It is all pretty basic in the design of how wind turns the sails (arms), which turn an inner wheel, which turns the upright shaft going down in the body of the windmill, and is connected to another wheel at the bottom that turns the Archimedean screw down in the water.  This large screw looks like the screws on the bottoms of power equipment made to dig holes for fencing and farming.  The water rides up the ridges of the screw in its spiraling motion, to be transported to the next canal over, where another windmill not far away could take over by sending the water onto other directions and holding canals.  Yes, just that simple and effective.

The museum itself is relatively small, but has old-world character.  A cinema room shows a short film about the history and technology.  The staff was glad to put the films in English and French for our visiting group.  Various tools and models are on display inside, with a little cafĂ© and of course, a gift shop.
Continue out the main building to enter one of these old devices.  The miller’s living quarters on the lower level is preserved as it was back then, complete with manequins for atmosphere.  And it is almost exciting to climb up the narrow stairways inside to reach the top as the internal shafts are turning nearby.  Outside, there is a farmhouse with old tools and plenty of polder to stare at while imagining how things used to be.

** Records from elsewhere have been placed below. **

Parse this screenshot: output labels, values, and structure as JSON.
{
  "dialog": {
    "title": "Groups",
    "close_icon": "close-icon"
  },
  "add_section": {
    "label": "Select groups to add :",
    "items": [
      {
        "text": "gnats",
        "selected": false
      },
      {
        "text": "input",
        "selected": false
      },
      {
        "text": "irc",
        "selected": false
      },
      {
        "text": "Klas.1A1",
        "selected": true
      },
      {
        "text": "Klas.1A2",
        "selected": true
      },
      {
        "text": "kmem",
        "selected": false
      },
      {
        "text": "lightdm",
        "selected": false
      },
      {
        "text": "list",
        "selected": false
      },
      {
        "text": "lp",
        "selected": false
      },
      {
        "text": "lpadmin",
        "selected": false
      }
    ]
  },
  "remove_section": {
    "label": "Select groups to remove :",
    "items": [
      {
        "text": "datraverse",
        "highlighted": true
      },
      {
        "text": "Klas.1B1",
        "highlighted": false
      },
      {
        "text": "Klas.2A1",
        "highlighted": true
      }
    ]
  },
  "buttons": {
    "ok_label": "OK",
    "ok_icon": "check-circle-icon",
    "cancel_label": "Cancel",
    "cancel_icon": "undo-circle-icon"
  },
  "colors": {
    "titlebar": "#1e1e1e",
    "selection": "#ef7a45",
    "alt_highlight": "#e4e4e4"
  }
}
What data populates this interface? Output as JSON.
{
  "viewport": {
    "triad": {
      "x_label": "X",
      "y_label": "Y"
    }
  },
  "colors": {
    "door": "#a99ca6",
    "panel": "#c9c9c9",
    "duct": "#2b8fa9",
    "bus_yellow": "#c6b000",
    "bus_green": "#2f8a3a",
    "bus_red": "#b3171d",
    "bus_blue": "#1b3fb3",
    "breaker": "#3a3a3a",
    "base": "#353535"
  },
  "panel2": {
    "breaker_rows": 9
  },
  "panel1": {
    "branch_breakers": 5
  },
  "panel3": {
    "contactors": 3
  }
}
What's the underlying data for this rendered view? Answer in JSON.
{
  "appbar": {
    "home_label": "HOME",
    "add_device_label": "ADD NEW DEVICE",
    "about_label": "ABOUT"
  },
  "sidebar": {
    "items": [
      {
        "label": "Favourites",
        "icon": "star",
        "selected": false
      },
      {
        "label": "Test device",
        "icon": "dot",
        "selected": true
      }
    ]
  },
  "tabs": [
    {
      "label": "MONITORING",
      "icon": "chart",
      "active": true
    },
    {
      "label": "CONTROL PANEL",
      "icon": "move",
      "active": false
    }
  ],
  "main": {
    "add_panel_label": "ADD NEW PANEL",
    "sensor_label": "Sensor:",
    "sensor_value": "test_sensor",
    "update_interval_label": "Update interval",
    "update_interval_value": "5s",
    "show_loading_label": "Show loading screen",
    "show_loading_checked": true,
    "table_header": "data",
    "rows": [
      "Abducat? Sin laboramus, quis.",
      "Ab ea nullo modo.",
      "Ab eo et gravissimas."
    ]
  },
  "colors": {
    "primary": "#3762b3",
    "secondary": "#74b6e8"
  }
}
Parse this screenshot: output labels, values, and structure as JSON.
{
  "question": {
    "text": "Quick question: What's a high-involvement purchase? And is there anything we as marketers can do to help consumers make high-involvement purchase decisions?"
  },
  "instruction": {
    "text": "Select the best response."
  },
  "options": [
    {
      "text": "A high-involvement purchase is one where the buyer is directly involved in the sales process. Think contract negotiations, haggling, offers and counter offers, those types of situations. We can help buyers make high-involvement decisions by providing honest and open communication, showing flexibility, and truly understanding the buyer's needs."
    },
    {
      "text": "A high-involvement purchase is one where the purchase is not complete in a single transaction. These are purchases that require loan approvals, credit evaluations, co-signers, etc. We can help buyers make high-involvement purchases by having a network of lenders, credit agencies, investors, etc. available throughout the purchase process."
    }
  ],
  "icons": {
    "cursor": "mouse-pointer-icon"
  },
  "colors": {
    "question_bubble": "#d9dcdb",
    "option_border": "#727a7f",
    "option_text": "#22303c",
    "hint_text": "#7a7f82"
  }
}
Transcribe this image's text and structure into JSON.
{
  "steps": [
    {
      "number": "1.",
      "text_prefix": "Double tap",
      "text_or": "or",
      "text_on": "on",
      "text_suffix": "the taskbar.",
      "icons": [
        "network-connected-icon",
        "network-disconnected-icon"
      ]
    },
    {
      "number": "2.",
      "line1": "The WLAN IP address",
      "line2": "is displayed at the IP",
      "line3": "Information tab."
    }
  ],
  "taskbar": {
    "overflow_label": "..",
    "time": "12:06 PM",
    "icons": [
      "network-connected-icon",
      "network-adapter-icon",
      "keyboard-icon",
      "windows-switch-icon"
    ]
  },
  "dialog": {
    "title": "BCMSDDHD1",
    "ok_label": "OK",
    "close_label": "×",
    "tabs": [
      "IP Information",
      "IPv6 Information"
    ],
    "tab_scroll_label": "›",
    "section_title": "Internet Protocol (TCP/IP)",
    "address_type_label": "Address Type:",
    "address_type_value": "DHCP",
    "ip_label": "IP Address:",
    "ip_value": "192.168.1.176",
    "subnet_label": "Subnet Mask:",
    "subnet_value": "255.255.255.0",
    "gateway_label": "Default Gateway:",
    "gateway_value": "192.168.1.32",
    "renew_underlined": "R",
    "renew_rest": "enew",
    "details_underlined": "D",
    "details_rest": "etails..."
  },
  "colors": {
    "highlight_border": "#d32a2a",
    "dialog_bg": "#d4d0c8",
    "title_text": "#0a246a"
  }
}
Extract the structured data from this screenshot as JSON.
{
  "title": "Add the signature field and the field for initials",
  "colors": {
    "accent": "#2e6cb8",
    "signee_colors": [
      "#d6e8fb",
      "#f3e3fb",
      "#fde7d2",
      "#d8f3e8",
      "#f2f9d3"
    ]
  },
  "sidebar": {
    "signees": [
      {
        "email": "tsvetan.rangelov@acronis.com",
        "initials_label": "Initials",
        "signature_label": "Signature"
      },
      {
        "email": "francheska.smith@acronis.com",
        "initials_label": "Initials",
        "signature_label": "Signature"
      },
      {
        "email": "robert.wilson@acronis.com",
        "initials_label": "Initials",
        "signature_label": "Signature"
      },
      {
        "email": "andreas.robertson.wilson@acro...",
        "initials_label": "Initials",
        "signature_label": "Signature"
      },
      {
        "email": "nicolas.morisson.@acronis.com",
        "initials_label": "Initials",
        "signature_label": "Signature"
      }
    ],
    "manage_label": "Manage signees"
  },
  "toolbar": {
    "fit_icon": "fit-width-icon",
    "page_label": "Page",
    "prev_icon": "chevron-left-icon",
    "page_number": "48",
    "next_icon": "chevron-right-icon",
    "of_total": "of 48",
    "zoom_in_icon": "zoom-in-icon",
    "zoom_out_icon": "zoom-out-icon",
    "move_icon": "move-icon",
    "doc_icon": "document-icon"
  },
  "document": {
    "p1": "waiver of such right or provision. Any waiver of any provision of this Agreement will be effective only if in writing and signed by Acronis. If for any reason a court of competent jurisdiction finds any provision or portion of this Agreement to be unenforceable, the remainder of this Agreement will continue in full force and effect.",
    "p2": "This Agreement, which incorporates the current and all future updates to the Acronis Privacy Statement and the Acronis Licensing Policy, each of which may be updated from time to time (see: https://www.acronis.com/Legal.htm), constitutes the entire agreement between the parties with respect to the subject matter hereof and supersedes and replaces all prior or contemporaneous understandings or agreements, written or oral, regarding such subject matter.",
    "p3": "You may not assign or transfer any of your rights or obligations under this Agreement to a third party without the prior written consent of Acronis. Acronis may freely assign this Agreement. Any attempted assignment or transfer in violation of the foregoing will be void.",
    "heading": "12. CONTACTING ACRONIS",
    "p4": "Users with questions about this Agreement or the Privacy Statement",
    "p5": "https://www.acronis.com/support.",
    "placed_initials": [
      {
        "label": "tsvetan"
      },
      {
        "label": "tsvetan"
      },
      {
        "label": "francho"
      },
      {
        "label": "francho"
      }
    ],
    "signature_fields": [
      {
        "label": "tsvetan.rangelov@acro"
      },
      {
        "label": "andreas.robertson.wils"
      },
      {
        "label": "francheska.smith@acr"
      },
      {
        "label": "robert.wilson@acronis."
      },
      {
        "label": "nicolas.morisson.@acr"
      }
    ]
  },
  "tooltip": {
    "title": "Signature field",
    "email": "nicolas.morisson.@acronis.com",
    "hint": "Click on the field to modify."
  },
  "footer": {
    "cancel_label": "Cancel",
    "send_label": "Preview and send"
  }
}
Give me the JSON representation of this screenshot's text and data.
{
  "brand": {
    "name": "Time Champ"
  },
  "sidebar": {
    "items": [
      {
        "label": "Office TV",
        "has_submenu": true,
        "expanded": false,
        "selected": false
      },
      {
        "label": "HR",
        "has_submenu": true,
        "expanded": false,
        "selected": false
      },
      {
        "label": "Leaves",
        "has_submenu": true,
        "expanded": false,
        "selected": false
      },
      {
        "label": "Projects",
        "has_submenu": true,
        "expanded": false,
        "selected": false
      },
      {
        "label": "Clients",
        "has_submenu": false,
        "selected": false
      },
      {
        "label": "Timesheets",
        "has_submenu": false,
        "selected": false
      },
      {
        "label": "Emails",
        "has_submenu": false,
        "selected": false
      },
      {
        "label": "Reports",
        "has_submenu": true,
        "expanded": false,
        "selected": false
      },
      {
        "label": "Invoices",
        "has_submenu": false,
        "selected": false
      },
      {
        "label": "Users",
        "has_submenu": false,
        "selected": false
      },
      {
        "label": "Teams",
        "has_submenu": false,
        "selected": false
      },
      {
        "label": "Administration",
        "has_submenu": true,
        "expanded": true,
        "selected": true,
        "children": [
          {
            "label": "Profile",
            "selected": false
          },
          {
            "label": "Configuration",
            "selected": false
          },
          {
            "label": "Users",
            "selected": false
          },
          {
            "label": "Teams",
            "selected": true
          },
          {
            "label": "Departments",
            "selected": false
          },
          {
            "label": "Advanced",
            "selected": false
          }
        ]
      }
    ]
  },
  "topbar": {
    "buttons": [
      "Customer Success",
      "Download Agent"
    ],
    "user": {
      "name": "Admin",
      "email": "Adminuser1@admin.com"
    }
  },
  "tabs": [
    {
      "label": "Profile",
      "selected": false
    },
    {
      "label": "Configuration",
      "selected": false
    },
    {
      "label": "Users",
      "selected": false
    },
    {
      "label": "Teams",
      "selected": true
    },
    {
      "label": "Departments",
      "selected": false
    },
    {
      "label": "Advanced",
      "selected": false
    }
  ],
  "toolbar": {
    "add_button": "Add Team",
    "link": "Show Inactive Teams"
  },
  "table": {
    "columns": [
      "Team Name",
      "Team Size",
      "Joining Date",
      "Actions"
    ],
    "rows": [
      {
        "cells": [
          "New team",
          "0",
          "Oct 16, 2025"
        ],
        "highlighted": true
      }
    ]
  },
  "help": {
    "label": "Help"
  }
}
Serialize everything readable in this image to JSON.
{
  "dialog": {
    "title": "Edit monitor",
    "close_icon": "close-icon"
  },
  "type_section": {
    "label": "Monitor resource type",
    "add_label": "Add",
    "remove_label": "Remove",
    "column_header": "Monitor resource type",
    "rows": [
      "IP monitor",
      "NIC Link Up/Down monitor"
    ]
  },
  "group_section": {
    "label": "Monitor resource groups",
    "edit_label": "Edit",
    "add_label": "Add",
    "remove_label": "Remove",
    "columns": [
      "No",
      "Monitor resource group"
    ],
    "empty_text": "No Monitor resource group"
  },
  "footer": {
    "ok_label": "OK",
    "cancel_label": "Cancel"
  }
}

The man and woman working at the museum were polite during our visit, but they made sure we were on our way out of the museum at 4:55, five minutes before closing.  The man was dancing and making drinking gestures behind the front counter, while telling us that they were on their way to a marriage anniversary party as soon as the doors shut behind us.   A tour bus pulled up outside the museum at 5:05 as we were getting on our bikes to head back to Alkmaar.  The 50 or so '50-something' aged group unloaded the bus, and then looked disappointed to learn that the staff had locked up and were on their way to a hoedown.